Though snorkeling is far and away the most popular activity on our island, many of our guests take advantage of the scuba diving opportunities offered by the Long Caye Dive Center, just a few feet down the island from our dining hall. All scuba diving on the island is from a Long Caye Dive Center boat and accompanied by one of their skilled guides. A complete description of the dives available with them, along with their rates and requirements, is available in the dive Belize section of our website.
They also offer a full line of certification classes, from first time Bubblemaker classes for kids to Master Diver and everything in between. If you have never been scuba diving before but have wanted to learn, Long Caye at Glover’s Reef is the perfect place to learn – the water is 80 degrees and visibility is some of the highest anywhere. If you haven’t considered it before, check out this great article about first-time diving in Belize. Read this piece just out by Joshua S. Brown published in the 2012 issue of Destination Belize Magazine.
Becoming certified to dive involves a little bit of book study and classroom discussion, as well as taking written tests. That is followed by shallow water or in-pool skill training and testing. The final step involves open water dives and passing further skill tests at 40 feet.
Rather than spend precious days on the island with their head in a book or sitting in a classroom, many of our guests who are diving for the first time prefer to get the classroom and pool skills part of their certification completed before they arrive. This can be accomplished easily by contacting any dive center in your vicinity and regardless which organization you go with, as long as it is one of the widely recognized certification programs (e.g. NAUI, SSI, ACUC, CMAS, and BSAC) and you bring along the appropriate paperwork, the final open water steps can be completed on Long Caye. In this case your certification would be issued by PADI or you can opt to take your paperwork home and have it issued by your original organization. This kind of course, where you do half of the course at home and half on the island is called a “referral” course. You can see a complete description of all Belize dive courses on our website. Once you are certified to dive, it is a lifetime certification. You can then dive anywhere in the world.

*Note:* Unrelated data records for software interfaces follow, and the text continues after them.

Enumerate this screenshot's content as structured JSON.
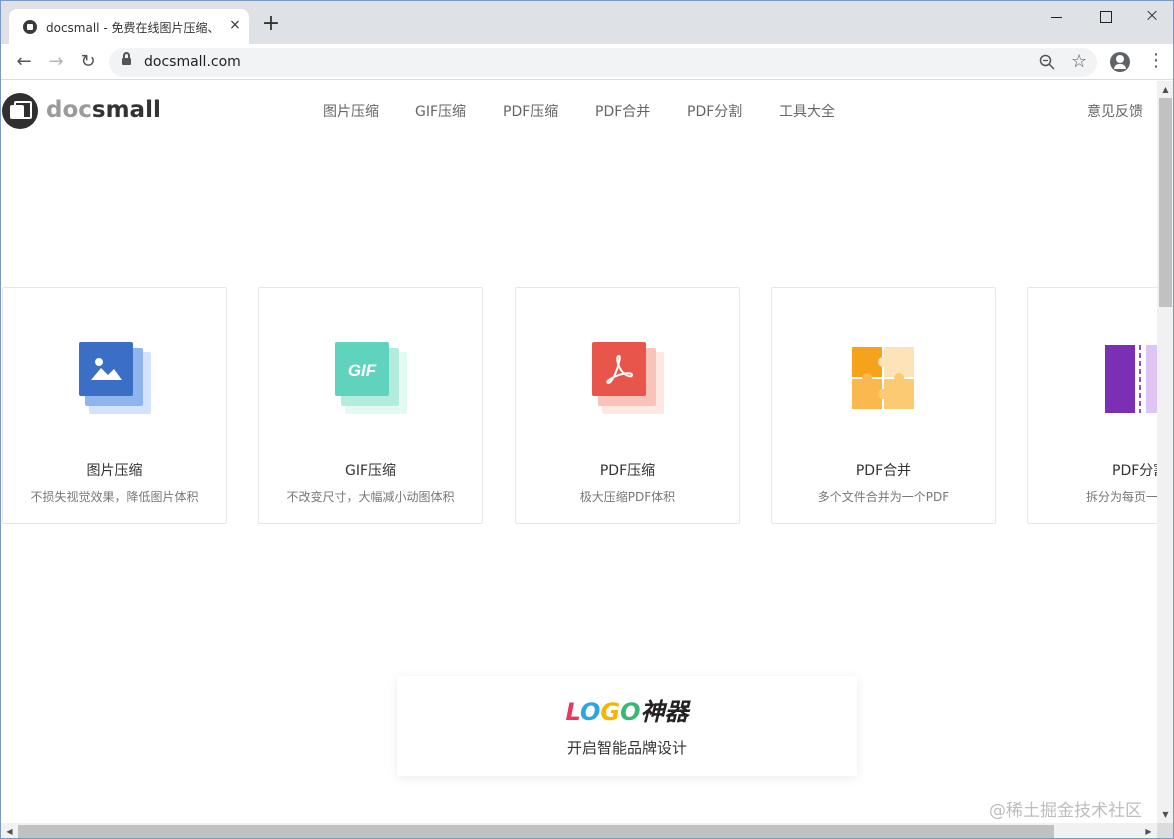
{
  "browser": {
    "tab_title": "docsmall - 免费在线图片压缩、G",
    "url": "docsmall.com",
    "new_tab_label": "+",
    "close_label": "×",
    "back_label": "←",
    "forward_label": "→",
    "reload_label": "↻"
  },
  "site": {
    "logo_doc": "doc",
    "logo_small": "small",
    "nav": [
      {
        "label": "图片压缩"
      },
      {
        "label": "GIF压缩"
      },
      {
        "label": "PDF压缩"
      },
      {
        "label": "PDF合并"
      },
      {
        "label": "PDF分割"
      },
      {
        "label": "工具大全"
      }
    ],
    "feedback": "意见反馈"
  },
  "cards": [
    {
      "title": "图片压缩",
      "desc": "不损失视觉效果，降低图片体积",
      "color": "#3b6fc6",
      "back_color": "#c9dcf8",
      "icon": "image-icon"
    },
    {
      "title": "GIF压缩",
      "desc": "不改变尺寸，大幅减小动图体积",
      "color": "#5fd3bd",
      "back_color": "#d3f5ec",
      "icon": "gif-icon",
      "icon_text": "GIF"
    },
    {
      "title": "PDF压缩",
      "desc": "极大压缩PDF体积",
      "color": "#e8554a",
      "back_color": "#fbd6cf",
      "icon": "pdf-icon"
    },
    {
      "title": "PDF合并",
      "desc": "多个文件合并为一个PDF",
      "color": "#f7a21b",
      "back_color": "#fde3b8",
      "icon": "puzzle-icon"
    },
    {
      "title": "PDF分割",
      "desc": "拆分为每页一",
      "color": "#7b2fb4",
      "back_color": "#e0c4f5",
      "icon": "split-icon"
    }
  ],
  "ad": {
    "logo_l": "L",
    "logo_o1": "O",
    "logo_g": "G",
    "logo_o2": "O",
    "logo_cn": "神器",
    "subtitle": "开启智能品牌设计"
  },
  "watermark": "@稀土掘金技术社区"
}
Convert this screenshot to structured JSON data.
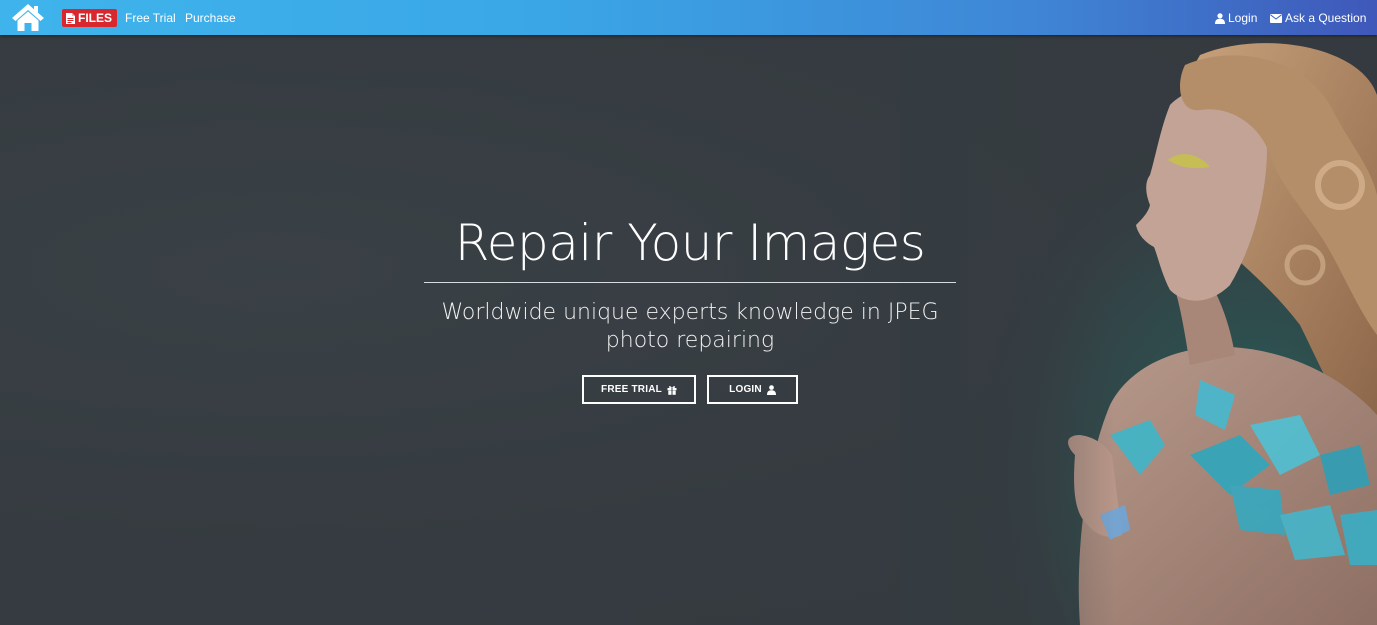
{
  "navbar": {
    "home_icon": "home-icon",
    "files_label": "FILES",
    "files_icon": "file-pdf-icon",
    "links": {
      "free_trial": "Free Trial",
      "purchase": "Purchase"
    },
    "right": {
      "login": "Login",
      "login_icon": "user-icon",
      "ask": "Ask a Question",
      "ask_icon": "envelope-icon"
    },
    "colors": {
      "gradient_start": "#3fb4ec",
      "gradient_end": "#3f58b9",
      "files_badge": "#d9272e"
    }
  },
  "hero": {
    "title": "Repair Your Images",
    "subtitle": "Worldwide unique experts knowledge in JPEG photo repairing",
    "buttons": {
      "free_trial": "FREE TRIAL",
      "free_trial_icon": "gift-icon",
      "login": "LOGIN",
      "login_icon": "user-icon"
    },
    "background_color": "#353c41"
  }
}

Anderson Cooper, in a report recently on 60 Minutes, visits with coral reef specialists at a remote coral reef off the coast of Cuba: The Gardens of the Queen. This reef is special in that, due to its remote location and the fact it has long been protected from over-fishing and other human/industrial depredations, it is one of the few reef systems in the world that is still thriving. In this regard, and because of it’s location in the Caribbean, it is remarkably similar to what is found at Glover’s Reef, also a world-class marine reserve.
The reef as described in the 60 Minutes episode could be about Glover’s Reef, where our island is located off the coast of Belize. View this episode to see what can be found at a healthy Caribbean coral reef.
While many people go to the Caribbean for nothing more than sitting in the sun with a cocktail in hand, there’s more that the Caribbean has to offer. For one, not just a couple seasons of warmth, but pleasant weather year-round. With such clear waters to go with that, the Caribbean is one of the top diving destinations in the world. Here, courtesy of Cheap Air’s blog, is a list of a few of the best destinations to scuba dive in the Caribbean:
Aruba: If you’re less into marine life and more into wrecking diving, then put Aruba at the top of the list. Many cite Aruba as one of the top wreck diving destinations in the world, with opportunities for both experienced and novice divers. One of the most notable wrecks is the Antilla, a 400-foot German freighter. Since the location of the ship has such little current, it’s accessible by divers of varying skill levels.
Belize: For a full diving experience, head to the waters just off the shores of Belize. Belize isn’t in fact an island, but that doesn’t mean it doesn’t offer some of the best diving waters in the world. The Belize Barrier Reef helps make up the second largest barrier reef in the world, the Mesoamerican Barrier Reef System. However, no diving trip to Belize is complete without a visit to Glover’s Reef.
Turks and Caicos: The Turks and Caicos are often overlooked as a diving destination, making the diving spots often a lot less explored than many other destinations. It offers a good mix of marine life and wrecks. Not far off from Turks and Caicos are drop-off spots, where the elevation can drop off thousands of feet below sea level. This is recommended for the more experienced divers.
Cayman Islands: The Cayman Islands make their way onto this list because it offers great opportunities for divers of all levels. There are tons of diving operators, many of which make it easy and cheap to get your diving certification. I recommend the Cayman Islands for the person just getting started who is more interested in the experience and a first-hand look at Caribbean marine life.
Grenada: Grenada is another destination that often gets overlooked by travelers. However, for the diving enthusiast, this is another destination that should be at the top of your lists for its wreck diving. Some of the more notable wreck sites in Grenada include the Titanic of the Caribbean, a 600-foot cruise ship, and the Isle of Wrecks. Many of these wrecks are recommended for more experienced divers since currents can be strong.